I’ve recently added some new sites in the area to the East Glamorgan WeBS page. Have a look to see whether there are any near you. No wetland is too small, so if you know of one which isn’t on the list please get in touch for a no-obligation chat.
Lewis James, a colleague in work, told me about a ringed Black-headed Gull he frequently sees on the handrail of the boardwalk that runs alongside the Millennium Stadium in Cardiff. He grabbed a photograph of it one morning and managed to read the numbers and lettering: ‘2K64’ .
‘2K64’ turns out to have been ringed by John Wells as a nestling on 2nd June, 2008 as part of a study of Black-headed Gulls breeding in the Cotswold Water Park (CWP) on the Glos/Wilts border. It was next seen in Cardiff Bay in November 2010, at a landfill site at Bishops Cleeve, Glos in March 2011 and it returned to the Cotswold Water Park to breed in May 2012. It may be five and a half years old but it should have a few years left in it yet – the typical lifespan of a Black-headed Gull is 11 years.
John is a member of the Cotswold Water Park Ringing Group (CWPRG) who have been visiting breeding colonies of Black-headed Gulls at the CWP since 2004 to fit nestlings with a metal BTO ring and a Darvic ring. The purpose of this project is to monitor the birds’ movements and to study their return to the CWP to breed. A significant number have been sighted away from the CWP and thanks to the group’s efforts we now know that many of the CWP birds migrate South and West in winter to Ireland, Wales, Cornwall and Spain. A few also stay in the CWP over winter and a large number of the adults breeding in the CWP were ringed there as nestlings.
You have to admire ringers. They’re a dedicated bunch, plying their trade week in, week out at highly unsociable hours, often with low returns and freezing cold fingers! They depend on the rest of us making the effort to report sightings of ringed and colour ringed birds. To report a ringed bird please visit the Euring web page where you’ll find a step by step guide of how to submit your sighting.

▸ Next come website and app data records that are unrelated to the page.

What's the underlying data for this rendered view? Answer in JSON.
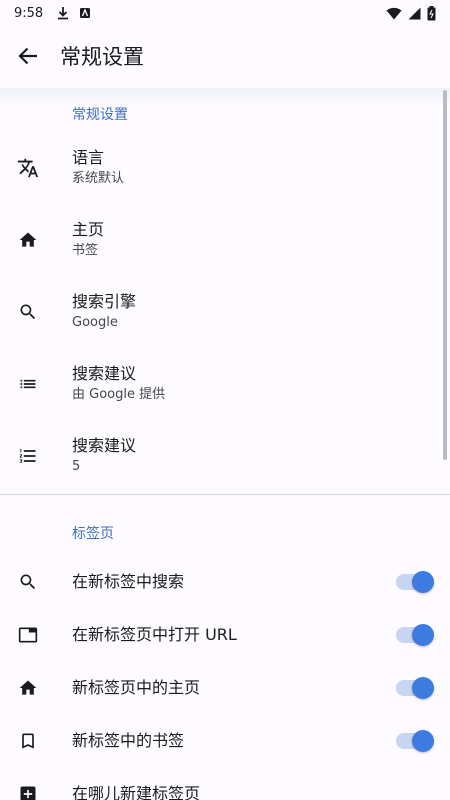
{
  "status_bar": {
    "time": "9:58"
  },
  "app_bar": {
    "title": "常规设置"
  },
  "sections": {
    "general": {
      "header": "常规设置",
      "items": [
        {
          "title": "语言",
          "summary": "系统默认"
        },
        {
          "title": "主页",
          "summary": "书签"
        },
        {
          "title": "搜索引擎",
          "summary": "Google"
        },
        {
          "title": "搜索建议",
          "summary": "由 Google 提供"
        },
        {
          "title": "搜索建议",
          "summary": "5"
        }
      ]
    },
    "tabs": {
      "header": "标签页",
      "items": [
        {
          "title": "在新标签中搜索",
          "switch": true
        },
        {
          "title": "在新标签页中打开 URL",
          "switch": true
        },
        {
          "title": "新标签页中的主页",
          "switch": true
        },
        {
          "title": "新标签中的书签",
          "switch": true
        },
        {
          "title": "在哪儿新建标签页"
        }
      ]
    }
  },
  "colors": {
    "accent": "#3d7be0",
    "section_header": "#3e6fc6",
    "switch_track": "#c7d5f2"
  },
  "icons": [
    "translate-icon",
    "home-icon",
    "search-icon",
    "list-icon",
    "numbered-list-icon",
    "search-icon",
    "tab-icon",
    "home-icon",
    "bookmark-icon",
    "add-tab-icon"
  ]
}
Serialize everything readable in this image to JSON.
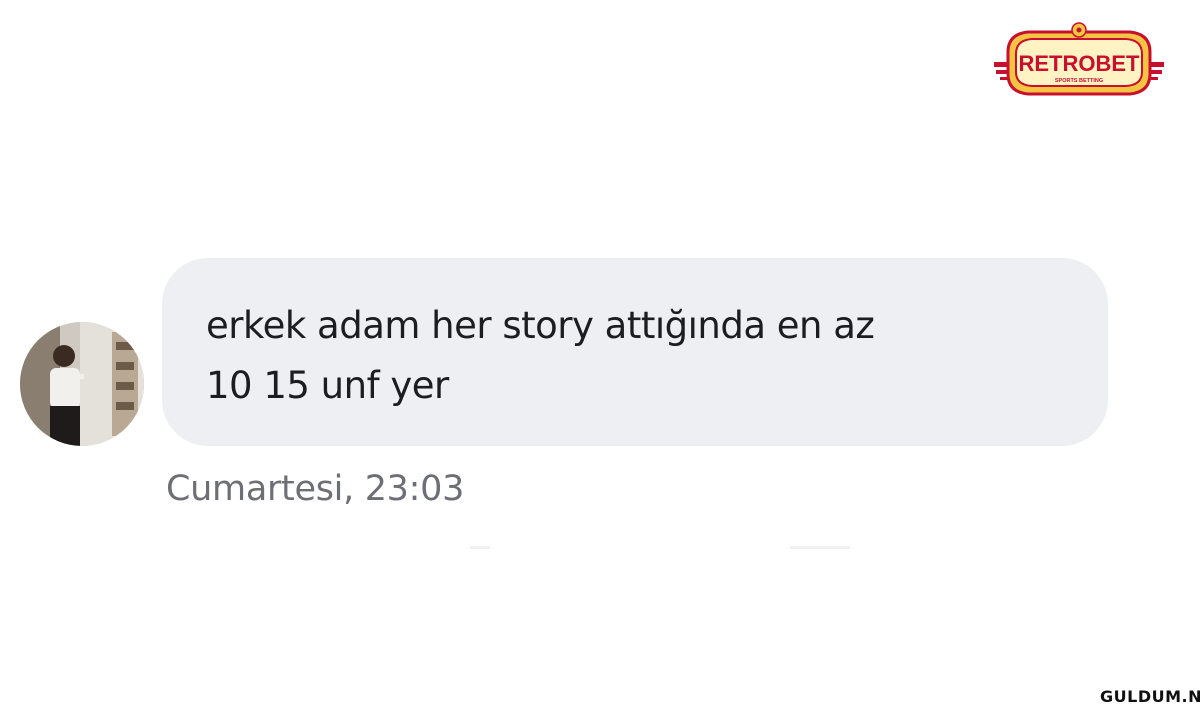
{
  "brand": {
    "name": "RETROBET",
    "tagline": "SPORTS BETTING",
    "colors": {
      "red": "#c8102e",
      "gold": "#f4c542",
      "cream": "#fff3c4"
    }
  },
  "message": {
    "text": "erkek adam her story attığında en az\n10 15 unf yer",
    "timestamp": "Cumartesi, 23:03",
    "bubble_color": "#eeeff2"
  },
  "avatar": {
    "icon": "profile-photo"
  },
  "watermark": {
    "text": "GULDUM.NET"
  }
}
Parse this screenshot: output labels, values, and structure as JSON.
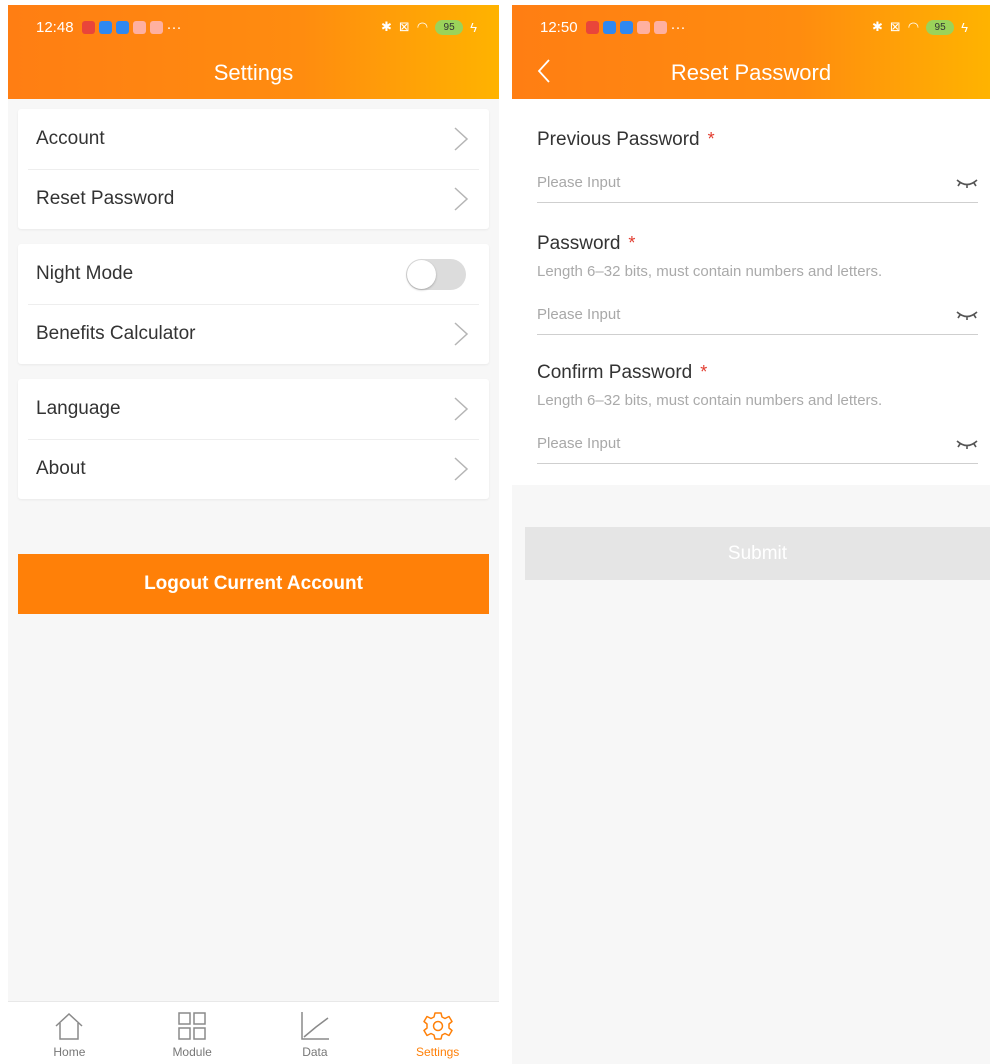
{
  "left_screen": {
    "status_bar": {
      "time": "12:48",
      "battery": "95"
    },
    "title": "Settings",
    "groups": [
      {
        "items": [
          {
            "label": "Account"
          },
          {
            "label": "Reset Password"
          }
        ]
      },
      {
        "items": [
          {
            "label": "Night Mode",
            "toggle": false
          },
          {
            "label": "Benefits Calculator"
          }
        ]
      },
      {
        "items": [
          {
            "label": "Language"
          },
          {
            "label": "About"
          }
        ]
      }
    ],
    "logout_label": "Logout Current Account",
    "tabs": [
      {
        "label": "Home",
        "icon": "home-icon",
        "active": false
      },
      {
        "label": "Module",
        "icon": "grid-icon",
        "active": false
      },
      {
        "label": "Data",
        "icon": "chart-icon",
        "active": false
      },
      {
        "label": "Settings",
        "icon": "gear-icon",
        "active": true
      }
    ]
  },
  "right_screen": {
    "status_bar": {
      "time": "12:50",
      "battery": "95"
    },
    "title": "Reset Password",
    "fields": [
      {
        "label": "Previous Password",
        "required_mark": "*",
        "hint": "",
        "placeholder": "Please Input"
      },
      {
        "label": "Password",
        "required_mark": "*",
        "hint": "Length 6–32 bits, must contain numbers and letters.",
        "placeholder": "Please Input"
      },
      {
        "label": "Confirm Password",
        "required_mark": "*",
        "hint": "Length 6–32 bits, must contain numbers and letters.",
        "placeholder": "Please Input"
      }
    ],
    "submit_label": "Submit"
  },
  "colors": {
    "accent": "#ff8008",
    "header_gradient_end": "#ffb300",
    "required": "#e23b2e"
  }
}
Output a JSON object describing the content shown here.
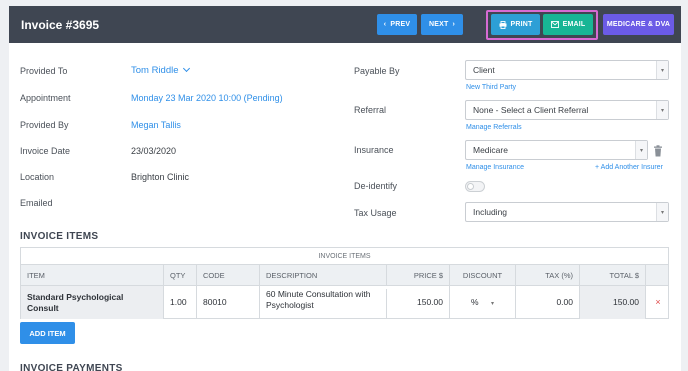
{
  "header": {
    "title": "Invoice #3695",
    "prev_label": "PREV",
    "next_label": "NEXT",
    "print_label": "PRINT",
    "email_label": "EMAIL",
    "medicare_label": "MEDICARE & DVA"
  },
  "details": {
    "provided_to_label": "Provided To",
    "provided_to_value": "Tom Riddle",
    "appointment_label": "Appointment",
    "appointment_value": "Monday 23 Mar 2020 10:00 (Pending)",
    "provided_by_label": "Provided By",
    "provided_by_value": "Megan Tallis",
    "invoice_date_label": "Invoice Date",
    "invoice_date_value": "23/03/2020",
    "location_label": "Location",
    "location_value": "Brighton Clinic",
    "emailed_label": "Emailed"
  },
  "billing": {
    "payable_by_label": "Payable By",
    "payable_by_value": "Client",
    "new_third_party": "New Third Party",
    "referral_label": "Referral",
    "referral_value": "None - Select a Client Referral",
    "manage_referrals": "Manage Referrals",
    "insurance_label": "Insurance",
    "insurance_value": "Medicare",
    "manage_insurance": "Manage Insurance",
    "add_insurer": "+ Add Another Insurer",
    "deidentify_label": "De-identify",
    "deidentify_on": false,
    "tax_usage_label": "Tax Usage",
    "tax_usage_value": "Including"
  },
  "items": {
    "section_title": "INVOICE ITEMS",
    "caption": "INVOICE ITEMS",
    "columns": [
      "ITEM",
      "QTY",
      "CODE",
      "DESCRIPTION",
      "PRICE $",
      "DISCOUNT",
      "TAX (%)",
      "TOTAL $"
    ],
    "rows": [
      {
        "item": "Standard Psychological Consult",
        "qty": "1.00",
        "code": "80010",
        "description": "60 Minute Consultation with Psychologist",
        "price": "150.00",
        "discount": "%",
        "tax": "0.00",
        "total": "150.00",
        "delete": "×"
      }
    ],
    "add_label": "ADD ITEM"
  },
  "payments": {
    "section_title": "INVOICE PAYMENTS"
  },
  "colors": {
    "header_bg": "#3f4652",
    "primary": "#2f8fe8",
    "print": "#2d9fd6",
    "email": "#18b595",
    "medicare": "#6b5be6",
    "highlight": "#d76bd4"
  }
}
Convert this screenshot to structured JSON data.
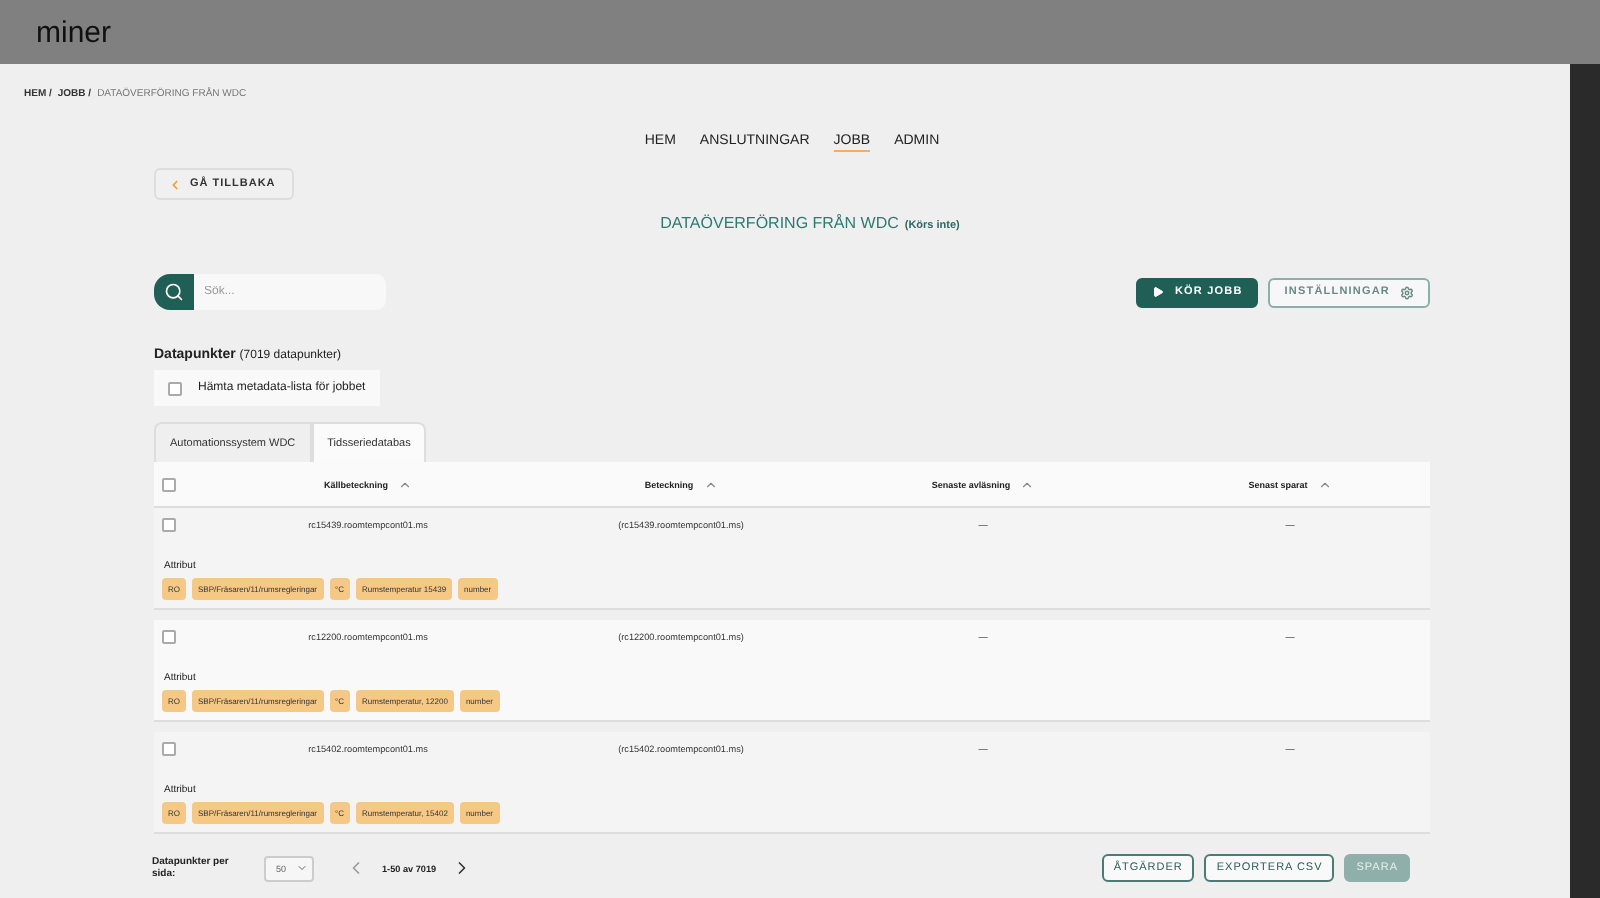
{
  "header": {
    "logo": "miner"
  },
  "breadcrumb": [
    "HEM /",
    "JOBB /",
    "DATAÖVERFÖRING FRÅN WDC"
  ],
  "nav": [
    {
      "label": "HEM",
      "selected": false
    },
    {
      "label": "ANSLUTNINGAR",
      "selected": false
    },
    {
      "label": "JOBB",
      "selected": true
    },
    {
      "label": "ADMIN",
      "selected": false
    }
  ],
  "back_button": "GÅ TILLBAKA",
  "title": {
    "text": "DATAÖVERFÖRING FRÅN WDC",
    "status": "(Körs inte)"
  },
  "search": {
    "placeholder": "Sök..."
  },
  "actions": [
    "KÖR JOBB",
    "INSTÄLLNINGAR"
  ],
  "datapoints": {
    "heading": "Datapunkter",
    "count": "(7019 datapunkter)"
  },
  "metadata_checkbox": {
    "label": "Hämta metadata-lista för jobbet",
    "checked": false
  },
  "tabs": [
    {
      "label": "Automationssystem WDC",
      "selected": false
    },
    {
      "label": "Tidsseriedatabas",
      "selected": true
    }
  ],
  "table": {
    "columns": [
      "Källbeteckning",
      "Beteckning",
      "Senaste avläsning",
      "Senast sparat"
    ],
    "select_all_checked": false,
    "rows": [
      {
        "checked": false,
        "cells": [
          "rc15439.roomtempcont01.ms",
          "(rc15439.roomtempcont01.ms)",
          "—",
          "—"
        ],
        "attr_label": "Attribut",
        "tags": [
          "RO",
          "SBP/Fräsaren/11/rumsregleringar",
          "°C",
          "Rumstemperatur 15439",
          "number"
        ]
      },
      {
        "checked": false,
        "cells": [
          "rc12200.roomtempcont01.ms",
          "(rc12200.roomtempcont01.ms)",
          "—",
          "—"
        ],
        "attr_label": "Attribut",
        "tags": [
          "RO",
          "SBP/Fräsaren/11/rumsregleringar",
          "°C",
          "Rumstemperatur, 12200",
          "number"
        ]
      },
      {
        "checked": false,
        "cells": [
          "rc15402.roomtempcont01.ms",
          "(rc15402.roomtempcont01.ms)",
          "—",
          "—"
        ],
        "attr_label": "Attribut",
        "tags": [
          "RO",
          "SBP/Fräsaren/11/rumsregleringar",
          "°C",
          "Rumstemperatur, 15402",
          "number"
        ]
      }
    ]
  },
  "footer": {
    "per_page_label": "Datapunkter per sida:",
    "per_page": "50",
    "range": "1-50 av 7019",
    "buttons": [
      {
        "label": "ÅTGÄRDER",
        "disabled": false
      },
      {
        "label": "EXPORTERA CSV",
        "disabled": false
      },
      {
        "label": "SPARA",
        "disabled": true
      }
    ]
  }
}
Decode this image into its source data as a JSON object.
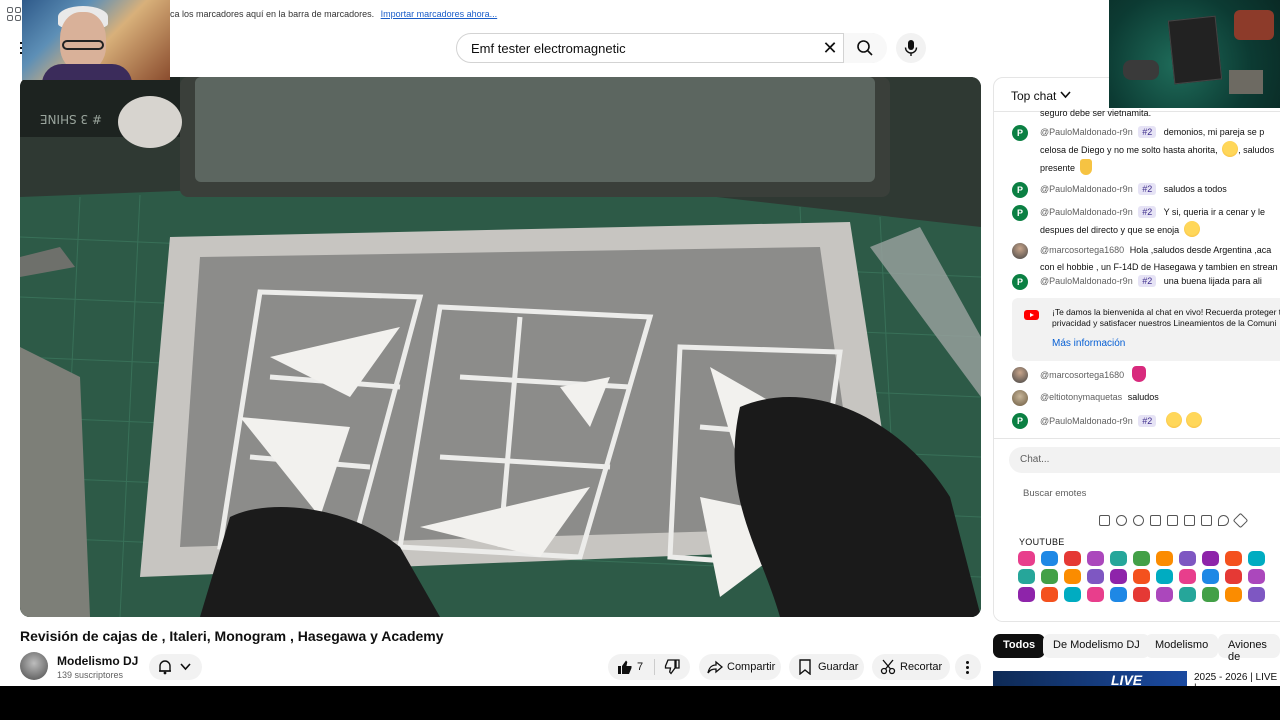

For a bit of recent local ringing interest I’d recommend a visit to the BTO’s Summary of Ringing Recoveries for Glamorgan 2012 and also to blogs written by Cardiff Bird Ringers and Gower Ringing Group. Citizen science in all its glory!